For something like the Ruins of Andresina (modern day Grand, France), what kind of financial/legal situation would this covenant likely be in? From historical records, this would be roughly on the borders of the Duchy of Lorraine, the Duchy of Bar, and the Diocese of Toul; about 12mi West of the wealthy market town of Neufchâteau (with the obvious castle implied in the name). Would they be independent, flying under the radar due to lack of noteworthy resources (some pigs and barley) and some taxes thrown at the Holy Roman Emperor? Would they be under the vassalage of one of the Duchies or the Diocese?

What would be the likely effects and who would be the main people to react if they notably increased revenue with installing windmills (a recent invention) and rebuilding the ruins to what it was in Roman times?

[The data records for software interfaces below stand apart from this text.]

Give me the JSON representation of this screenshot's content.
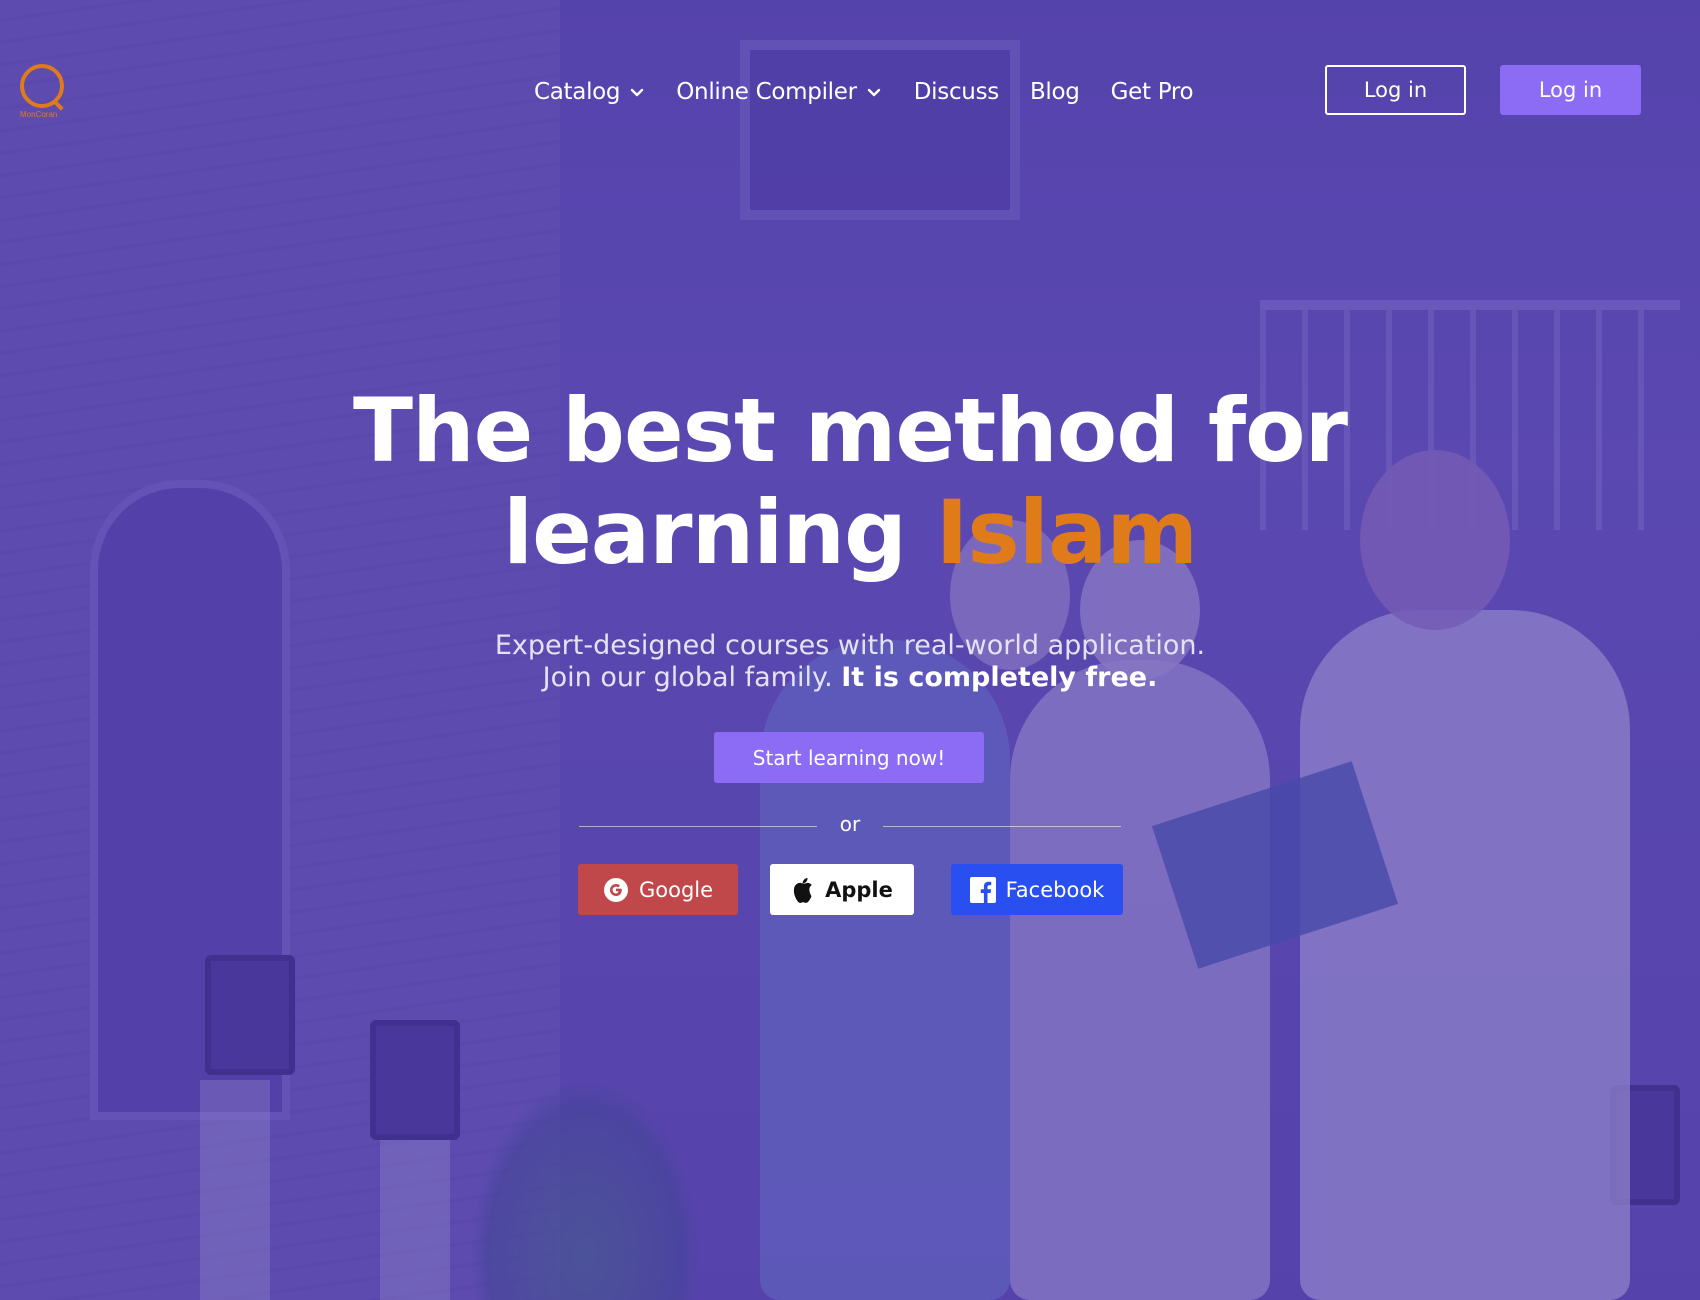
{
  "brand": {
    "logo_text": "MonCoran",
    "accent_color": "#e07b1a",
    "primary_color": "#8c6cf5"
  },
  "nav": {
    "items": [
      {
        "label": "Catalog",
        "has_dropdown": true
      },
      {
        "label": "Online Compiler",
        "has_dropdown": true
      },
      {
        "label": "Discuss",
        "has_dropdown": false
      },
      {
        "label": "Blog",
        "has_dropdown": false
      },
      {
        "label": "Get Pro",
        "has_dropdown": false
      }
    ],
    "login_outline_label": "Log in",
    "login_filled_label": "Log in"
  },
  "hero": {
    "title_line1": "The best method for",
    "title_line2_plain": "learning ",
    "title_line2_accent": "Islam",
    "subtitle_line1": "Expert-designed courses with real-world application.",
    "subtitle_line2_plain": "Join our global family. ",
    "subtitle_line2_bold": "It is completely free.",
    "cta_label": "Start learning now!",
    "divider_text": "or"
  },
  "social": {
    "google_label": "Google",
    "apple_label": "Apple",
    "facebook_label": "Facebook",
    "google_color": "#c1484a",
    "facebook_color": "#2a4ff0"
  }
}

Sanagos has finished reading all of his books on Artes Liberales, now having reached 20 in the ability. Except for his correspondences, he has yet to actually write a single piece of work; but could produce a L10/Q12 summa in four seasons (or L6/Q24 in three). The next question is figuring out what he will do next.

Yes? These are all depend upon the saga. What are the covenant's hooks and boons? Sometimes framing the questions while understanding the hooks and boons makes it easier to work through the problem. Whenever I'm working an angle on a story, I'm going back to the hooks and boons to determine the direction, and then take advantage of characters' story flaws to get an idea of who to involve/not involve.

If nobles suddenly saw their lands being enriched, or unclaimed lands being enriched, well, they would be strongly interested in acquiring their (fair?) share, if not acquiring the land outright. There isn't a hard and fast, or correct answer here, it all depends upon the stories your troupe wants to tell. And as long as you can sell the motivation for the NPCs as being "authentic" then I think you're golden.

So, he has a score of 20 in Artes Liberales. I don't know who Sanagos is, or why I should care about him or what he does. This seems to be a cross-post from your actual play thread. He appears to be a magus, has he considered integrating Aristotle or Plato into Magic Theory so he can get that sweet +20 bonus to his lab total (although, I would limit it to his MT score).

He's in the first post of this thread.

That's so 4 months ago! I still can't figure out who this guy is, except he's obsessed with the Fibonacci sequence in particular and mathematics generally. Perhaps he discovers some link between the Golden spiral and where gifted children will be born... Or something. How do you need advice about him?

Advice includes ideas for what to do with him.

I gave you an idea. I mean, two, actually.

Yes, but you asked why/how I wanted advice; so I told you. I never said you hadn't given me advice I couldn't use.

I was going for an unspoken, I'm sure you had some idea when you created him, what did you have in mind...

He and Prokui were originally created as a snapshot, someone without any (current) proactive goals, yet have incentive to stick around. For the beginning of the campaign, they were to be the voice of exposition & experience, as well as a safety net for the players with their very first characters. As it stands, the party is turning out to be fairly competent; so the elder magi are narratively permitted to be more present in the plot.

It's important to remember that Jerbiton aren't ruled by a relentless pursuit of their Arts, the concept of sufficiency is probably the norm among the House, though not exclusive to Jerbitons, nor does every Jerbiton have to practice it.

It does make sense that a Jebiton has a mundane thing that Sanagos is totally geeking out about. Usually it's painting, sculpture, some culture of some sort, but mathematics is entirely appropriate. Such a character as Sanagos would be one who sees the mathematics in everything, it would not surprise me if his Intellego spells gave precise measurements of things, that he examines things that seem to stand at odds, such as things that appear beautiful or pleasing, but are in line with the Golden ratio...

grin If he doesn't have a familiar, the Bjornaer can discover that he has a chambered nautilus heartbeast....